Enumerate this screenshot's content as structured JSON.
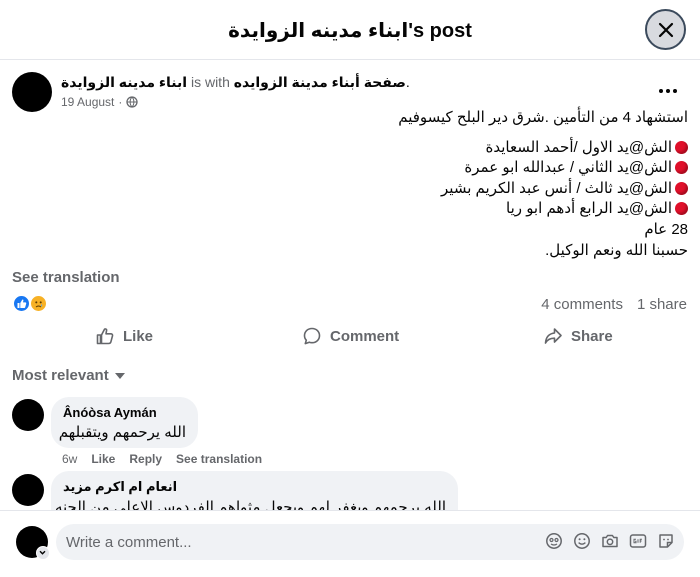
{
  "header": {
    "title": "ابناء مدينه الزوايدة's post"
  },
  "post": {
    "author": "ابناء مدينه الزوايدة",
    "with_text": "is with",
    "with_target": "صفحة أبناء مدينة الزوايده",
    "with_suffix": ".",
    "date": "19 August",
    "lines": [
      "استشهاد 4 من التأمين  .شرق دير البلح كيسوفيم",
      "الش@يد  الاول /أحمد السعايدة",
      "الش@يد الثاني / عبدالله ابو عمرة",
      "الش@يد ثالث / أنس عبد الكريم بشير",
      "الش@يد الرابع أدهم ابو ريا",
      "28 عام",
      "حسبنا الله ونعم الوكيل."
    ],
    "see_translation": "See translation",
    "comments_count": "4 comments",
    "shares_count": "1 share"
  },
  "actions": {
    "like": "Like",
    "comment": "Comment",
    "share": "Share"
  },
  "filter": {
    "label": "Most relevant"
  },
  "comments": [
    {
      "name": "Ânóòsa Aymán",
      "text": "الله يرحمهم ويتقبلهم",
      "time": "6w",
      "like": "Like",
      "reply": "Reply",
      "see_translation": "See translation"
    },
    {
      "name": "انعام ام اكرم مزيد",
      "text": "الله يرحمهم ويغفر لهم ويجعل مثواهم الفردوس الاعلى من الجنه"
    }
  ],
  "composer": {
    "placeholder": "Write a comment..."
  },
  "colors": {
    "like_blue": "#1877f2",
    "sad_yellow": "#f7b125",
    "dot_red": "#e0102a",
    "muted": "#65676b"
  }
}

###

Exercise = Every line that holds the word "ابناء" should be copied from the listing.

Task solution =
    "title": "ابناء مدينه الزوايدة's post"
    "author": "ابناء مدينه الزوايدة",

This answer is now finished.